To add insult to injury, the staff were surly as hell (except for one guy who was nice but tellingly utterly exasperated by it all) and seemed to have gone to the Basil Fawlty school of hospitality.

Bit grim eh?! But don’t just take my world for it, check out the reviews on Trip Advisor. Luckily, there’s a lovely little bar a few buildings down the same road that’s cheap, cheerful, has wi-fi, the food is grrrrreat and it’s open until 2am. We went straight from there to the Tica bus and at 3am, 24 hours later that scheduled, off we jolly well popped. Our bus would take us through Nicaragua and Honduras and into El Salvador, we’d stay there the following night and then be up early for the “connecting” bus to Guatemala City.
Just one of the many awesome volcanos of Nicaragua.

We arrived in San Salvador at around 2am and the connecting bus to Guatemala would be leaving at 5am. We imagined we’d just stay up, but the bus company had thought of that…! They gave us no choice but to stay in their crappy little hotel, so we wound up paying for an entire night even though we were only there for 3 hours.
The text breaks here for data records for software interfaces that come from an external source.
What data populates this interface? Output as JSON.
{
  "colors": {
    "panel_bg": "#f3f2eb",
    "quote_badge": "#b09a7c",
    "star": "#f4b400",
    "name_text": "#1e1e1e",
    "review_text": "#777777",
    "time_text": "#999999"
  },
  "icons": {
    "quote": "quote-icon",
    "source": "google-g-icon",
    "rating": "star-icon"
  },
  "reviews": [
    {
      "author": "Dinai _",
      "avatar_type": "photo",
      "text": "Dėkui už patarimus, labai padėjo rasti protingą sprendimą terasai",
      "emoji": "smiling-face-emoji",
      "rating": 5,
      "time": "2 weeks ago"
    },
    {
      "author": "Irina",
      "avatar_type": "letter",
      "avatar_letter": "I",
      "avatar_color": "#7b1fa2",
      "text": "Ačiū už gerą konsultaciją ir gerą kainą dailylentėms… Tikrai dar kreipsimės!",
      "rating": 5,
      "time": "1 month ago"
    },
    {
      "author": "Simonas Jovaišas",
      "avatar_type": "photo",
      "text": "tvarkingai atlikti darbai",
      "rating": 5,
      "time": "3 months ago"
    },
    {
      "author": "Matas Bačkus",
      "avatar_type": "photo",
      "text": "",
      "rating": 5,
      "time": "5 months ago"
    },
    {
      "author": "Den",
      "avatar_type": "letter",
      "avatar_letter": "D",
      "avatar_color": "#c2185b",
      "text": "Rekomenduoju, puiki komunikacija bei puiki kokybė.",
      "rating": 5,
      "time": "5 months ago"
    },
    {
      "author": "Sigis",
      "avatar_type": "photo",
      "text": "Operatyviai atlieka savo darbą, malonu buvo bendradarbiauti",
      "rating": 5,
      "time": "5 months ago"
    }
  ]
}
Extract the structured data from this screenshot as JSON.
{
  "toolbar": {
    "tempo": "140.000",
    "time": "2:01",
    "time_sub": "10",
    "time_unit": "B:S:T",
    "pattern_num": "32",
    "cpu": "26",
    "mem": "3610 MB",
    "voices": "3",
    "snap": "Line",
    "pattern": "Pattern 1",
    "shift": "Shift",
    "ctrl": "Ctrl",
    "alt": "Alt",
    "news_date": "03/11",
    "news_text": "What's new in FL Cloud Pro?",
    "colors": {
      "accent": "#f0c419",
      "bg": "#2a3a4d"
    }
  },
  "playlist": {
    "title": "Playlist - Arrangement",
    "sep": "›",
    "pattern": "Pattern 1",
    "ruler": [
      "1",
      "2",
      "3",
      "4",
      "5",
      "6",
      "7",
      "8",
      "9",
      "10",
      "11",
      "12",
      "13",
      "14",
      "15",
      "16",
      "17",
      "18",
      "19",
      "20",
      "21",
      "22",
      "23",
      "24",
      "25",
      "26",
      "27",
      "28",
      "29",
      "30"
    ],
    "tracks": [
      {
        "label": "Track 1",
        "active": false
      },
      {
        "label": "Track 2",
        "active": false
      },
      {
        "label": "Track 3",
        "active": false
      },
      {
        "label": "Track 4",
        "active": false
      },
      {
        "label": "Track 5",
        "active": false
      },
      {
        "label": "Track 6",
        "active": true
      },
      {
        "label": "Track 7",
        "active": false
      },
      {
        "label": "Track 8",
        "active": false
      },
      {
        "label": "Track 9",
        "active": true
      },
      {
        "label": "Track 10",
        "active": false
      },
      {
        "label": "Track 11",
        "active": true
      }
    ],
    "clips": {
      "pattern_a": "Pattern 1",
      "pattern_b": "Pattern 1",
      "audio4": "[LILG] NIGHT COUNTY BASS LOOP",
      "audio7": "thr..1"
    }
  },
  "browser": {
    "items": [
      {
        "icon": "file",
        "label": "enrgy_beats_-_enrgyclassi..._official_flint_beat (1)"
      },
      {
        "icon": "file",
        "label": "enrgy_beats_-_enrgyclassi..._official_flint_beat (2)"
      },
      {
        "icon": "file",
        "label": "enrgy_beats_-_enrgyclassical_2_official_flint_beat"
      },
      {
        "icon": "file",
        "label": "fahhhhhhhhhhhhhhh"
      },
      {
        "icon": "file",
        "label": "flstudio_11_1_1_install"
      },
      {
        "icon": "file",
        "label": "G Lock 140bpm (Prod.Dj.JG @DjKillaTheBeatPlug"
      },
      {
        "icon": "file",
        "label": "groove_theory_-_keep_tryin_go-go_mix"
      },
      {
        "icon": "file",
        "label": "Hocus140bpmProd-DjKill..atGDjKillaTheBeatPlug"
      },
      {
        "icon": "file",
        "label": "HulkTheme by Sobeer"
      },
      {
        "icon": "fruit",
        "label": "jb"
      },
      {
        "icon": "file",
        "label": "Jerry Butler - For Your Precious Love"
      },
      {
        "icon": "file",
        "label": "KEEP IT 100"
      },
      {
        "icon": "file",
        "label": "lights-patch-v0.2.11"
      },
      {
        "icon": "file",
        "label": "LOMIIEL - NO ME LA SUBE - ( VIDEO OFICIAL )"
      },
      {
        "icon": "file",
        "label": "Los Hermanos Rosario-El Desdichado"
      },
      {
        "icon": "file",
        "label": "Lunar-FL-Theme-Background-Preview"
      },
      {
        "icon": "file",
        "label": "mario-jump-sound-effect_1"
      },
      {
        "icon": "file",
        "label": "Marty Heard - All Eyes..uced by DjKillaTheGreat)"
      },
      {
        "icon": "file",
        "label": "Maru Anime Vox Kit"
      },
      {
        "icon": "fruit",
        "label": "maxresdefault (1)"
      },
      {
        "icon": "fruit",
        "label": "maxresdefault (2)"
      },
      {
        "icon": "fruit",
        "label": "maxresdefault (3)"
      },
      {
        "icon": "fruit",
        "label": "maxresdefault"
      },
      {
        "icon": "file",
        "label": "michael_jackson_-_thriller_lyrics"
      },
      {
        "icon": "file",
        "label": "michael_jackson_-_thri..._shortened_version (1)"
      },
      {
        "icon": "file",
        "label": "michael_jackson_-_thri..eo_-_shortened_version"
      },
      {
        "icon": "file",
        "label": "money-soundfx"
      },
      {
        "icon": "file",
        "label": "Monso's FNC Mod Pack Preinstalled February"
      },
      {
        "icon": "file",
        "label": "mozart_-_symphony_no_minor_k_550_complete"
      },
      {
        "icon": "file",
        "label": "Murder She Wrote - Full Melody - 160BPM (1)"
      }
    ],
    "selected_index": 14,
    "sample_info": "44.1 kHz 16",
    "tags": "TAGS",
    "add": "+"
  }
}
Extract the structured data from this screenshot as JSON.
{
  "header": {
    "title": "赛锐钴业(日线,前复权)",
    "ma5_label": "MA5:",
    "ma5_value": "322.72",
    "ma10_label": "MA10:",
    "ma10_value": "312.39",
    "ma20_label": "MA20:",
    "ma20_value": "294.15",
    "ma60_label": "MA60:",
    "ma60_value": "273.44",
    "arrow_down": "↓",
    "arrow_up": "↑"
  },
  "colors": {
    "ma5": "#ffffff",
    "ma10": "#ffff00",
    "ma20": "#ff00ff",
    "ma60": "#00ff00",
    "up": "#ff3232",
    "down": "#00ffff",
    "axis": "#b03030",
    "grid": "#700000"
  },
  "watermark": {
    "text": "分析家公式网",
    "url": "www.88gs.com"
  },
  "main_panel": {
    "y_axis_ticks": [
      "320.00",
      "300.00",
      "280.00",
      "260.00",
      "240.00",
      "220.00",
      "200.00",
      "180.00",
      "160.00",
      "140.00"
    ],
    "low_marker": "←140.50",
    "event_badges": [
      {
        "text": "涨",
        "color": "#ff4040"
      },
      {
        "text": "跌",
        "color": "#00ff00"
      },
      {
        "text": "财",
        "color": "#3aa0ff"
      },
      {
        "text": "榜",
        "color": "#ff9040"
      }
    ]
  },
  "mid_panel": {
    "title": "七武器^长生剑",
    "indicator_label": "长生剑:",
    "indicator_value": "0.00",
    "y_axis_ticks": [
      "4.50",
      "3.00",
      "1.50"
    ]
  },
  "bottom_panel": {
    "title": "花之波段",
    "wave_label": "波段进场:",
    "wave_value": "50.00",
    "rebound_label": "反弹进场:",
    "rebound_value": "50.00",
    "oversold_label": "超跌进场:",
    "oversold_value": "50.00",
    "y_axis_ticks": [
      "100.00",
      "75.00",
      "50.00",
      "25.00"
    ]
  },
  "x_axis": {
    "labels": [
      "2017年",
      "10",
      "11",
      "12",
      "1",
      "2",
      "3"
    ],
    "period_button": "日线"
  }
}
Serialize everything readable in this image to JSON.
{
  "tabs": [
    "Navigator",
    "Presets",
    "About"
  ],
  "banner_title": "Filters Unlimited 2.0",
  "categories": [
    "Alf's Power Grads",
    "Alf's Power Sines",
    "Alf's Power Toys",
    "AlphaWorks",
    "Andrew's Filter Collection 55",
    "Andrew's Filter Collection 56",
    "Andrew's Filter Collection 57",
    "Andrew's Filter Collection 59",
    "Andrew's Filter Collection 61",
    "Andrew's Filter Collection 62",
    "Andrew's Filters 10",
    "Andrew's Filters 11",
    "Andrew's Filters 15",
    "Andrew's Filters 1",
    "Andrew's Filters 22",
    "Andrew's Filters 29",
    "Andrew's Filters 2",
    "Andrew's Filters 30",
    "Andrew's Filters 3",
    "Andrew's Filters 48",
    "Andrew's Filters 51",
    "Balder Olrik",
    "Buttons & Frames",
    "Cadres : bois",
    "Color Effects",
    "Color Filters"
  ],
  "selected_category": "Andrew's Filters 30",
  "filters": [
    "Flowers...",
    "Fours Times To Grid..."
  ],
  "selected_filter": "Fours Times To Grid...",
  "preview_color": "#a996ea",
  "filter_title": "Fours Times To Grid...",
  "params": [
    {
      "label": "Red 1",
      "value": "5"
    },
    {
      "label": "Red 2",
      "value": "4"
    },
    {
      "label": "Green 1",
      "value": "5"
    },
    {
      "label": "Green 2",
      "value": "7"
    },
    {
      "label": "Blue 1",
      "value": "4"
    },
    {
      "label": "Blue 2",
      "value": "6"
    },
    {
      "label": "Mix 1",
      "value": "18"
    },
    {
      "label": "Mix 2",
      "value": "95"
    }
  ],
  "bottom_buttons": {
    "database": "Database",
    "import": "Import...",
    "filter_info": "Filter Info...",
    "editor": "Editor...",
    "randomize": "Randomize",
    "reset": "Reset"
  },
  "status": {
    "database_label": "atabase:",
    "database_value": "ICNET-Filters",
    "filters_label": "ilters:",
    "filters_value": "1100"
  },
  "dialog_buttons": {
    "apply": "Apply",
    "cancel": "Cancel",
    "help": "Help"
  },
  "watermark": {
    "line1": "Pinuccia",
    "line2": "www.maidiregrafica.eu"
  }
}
Grr……

Tica Buses: Evil!

So then onward to Guatemala City! We arrived around noon and took a taxi to the bus station for Puerto Barrios on the Caribbean coast… from whence we could take a boat to Punta Gorda, Belize.

I managed to do this exact same journey much quicker on The Odyssey Expedition, five years earlier. On this trip we didn’t arrive in Puerto Barrios until nightfall and, typically, there were no ferryboats until the following morning.

So we checked into a sweet little guesthouse and found a great little café where they served giant plates of yummy scran.

Oh yeah!!

In the morning we paid our ‘exit tax’ and were stamped out of Guatemala. If you’re wondering why we have to get a boat to Punta Gorda when Belize is like, attached to Guatemala, it’s because there’s no direct road. You can either take the ferry across the bay, which takes an hour, or drive for 10 hours via Belmopan.

And so onto the first speedboat of the morning… next stop… BELIZE!!!

LET'S GOOOOOOO

Graham Hughes

Graham Hughes is a British adventurer, presenter, filmmaker and author. He is the only person to have travelled to every country in the world without flying. From 2014 to 2017 he lived off-grid on a private island that he won in a game show, before returning to the UK to campaign for a better future for the generations to come.

Leave a Reply